She sees butchering as “a dying craft, with very few people getting in the whole animals directly from the farm.”
But that’s what they do at Bavette. The carcasses come in weekly, and then are cut up, often by Bill Kreitmeir, a veteran butcher whom Karen hired — and from whom she is learning.
On a recent Friday he was cutting up a Red Wattle hog that had just arrived. It’s a breed included in Slow Food USA’s Ark of Taste, which catalogs distinctive foods in order to preserve biodiversity and culinary heritage.
The shop’s meat is all from grass-fed animals and sourced locally, mostly from farms in the Madison area.
“We love knowing where our food comes from,” Karen said.
And, yes, you might want to beef about the relatively high cost of the meat here.
Spareribs, for instance, will run you about $6 a pound; at a regular butcher shop, they would cost less than $5 a pound.
But Karen believes the uptick in cost is worth it because the meat “tastes better and is responsibly raised.”
“People are willing to spend a little more money for quality.”
She points to the popularity of Whole Foods as an indication that this is true.
When asked to select wines for her sister’s store, Jessica knew she had to be “very choosy” because they wanted to start with only about a dozen wines in the retail area, priced between $15 and $30.
In addition, there are five wines sold by the glass on the café’s beverage list — all $8 a glass — along with a dozen bottled beers.
“I teach classes on how to judge quality in wines,” she said. “So my goal here is to find the best quality at the best price point.”
The choices reflect the food-friendly wines she and her sister prefer.

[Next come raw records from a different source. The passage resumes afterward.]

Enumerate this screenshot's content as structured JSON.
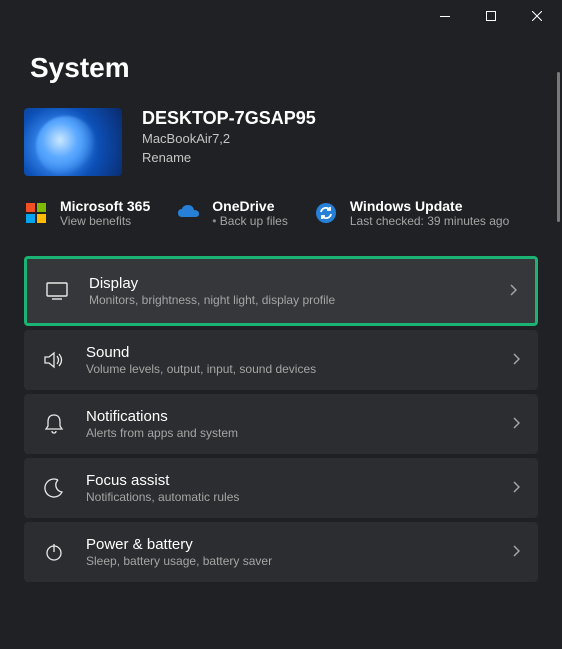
{
  "page": {
    "title": "System"
  },
  "device": {
    "name": "DESKTOP-7GSAP95",
    "model": "MacBookAir7,2",
    "rename_label": "Rename"
  },
  "quick_links": {
    "ms365": {
      "title": "Microsoft 365",
      "sub": "View benefits"
    },
    "onedrive": {
      "title": "OneDrive",
      "sub": "Back up files"
    },
    "update": {
      "title": "Windows Update",
      "sub": "Last checked: 39 minutes ago"
    }
  },
  "settings": [
    {
      "title": "Display",
      "desc": "Monitors, brightness, night light, display profile",
      "highlighted": true
    },
    {
      "title": "Sound",
      "desc": "Volume levels, output, input, sound devices",
      "highlighted": false
    },
    {
      "title": "Notifications",
      "desc": "Alerts from apps and system",
      "highlighted": false
    },
    {
      "title": "Focus assist",
      "desc": "Notifications, automatic rules",
      "highlighted": false
    },
    {
      "title": "Power & battery",
      "desc": "Sleep, battery usage, battery saver",
      "highlighted": false
    }
  ]
}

Jessica describes the wines, which are from around the world, as having good acidity and an elegance that goes beyond simple fruit taste.
“I guess you can say these wines are more austere, made more in the Old World style,” she explained. “And there are plenty of New World producers making this style of wine, too.”
So, for example, she’s apt to recommend the more restrained wines from Oregon or Washington over California’s big-bodied, high-alcohol wines.
Bell sticks to simplicity with food pairings
For Milwaukee-based wine guru Jessica Bell, pairing wine and food is part of the fun. “It’s a puzzle I love to solve.”
Her basic strategy is to consider three things: sweetness, acid and body.
That’s sweetness, acid and body in both the wine and the food. And the idea is to match them up.
It doesn’t have to be complicated, and it’s not an exact science.
In her sister Karen Bell’s recipe for Red Pepper Miso and Sesame Glazed Spare Ribs, for instance, there’s “some sweetness in the glaze,” so that is echoed in the touch of sweetness in the New Zealand Riesling that Jessica chose.
The orange juice and zest in the recipe is a tip-off to look for a wine with good acidity — and that’s a characteristic that top-quality Riesling is known for, according to Jessica.
Pork is one of those meats that can go with either red or white wine. And in this instance, a white with some heft — more body than, say, a Pinot Grigio — matches well with the ribs.
Jessica emphasizes that the method of preparation in a recipe and the secondary ingredients are often more important than the main ingredient.
Looking at the “facts” of the food you’re considering “helps to reduce the chance of a disaster,” she said. “I could think of some really bad match-ups with those ribs. A big, heavy Barolo would be horrible — it’s too tannic for those ribs.”
Of course, there are some always-happy marriages when it comes to wine and meat.
Jessica loves simply prepared lamb with Rioja, a Spanish red made from Tempranillo grape. And with steak, Cabernet is a great pairing. For game, she’ll reach for a richly flavored Syrah-based wine.
“Why mess with something that works?” she said.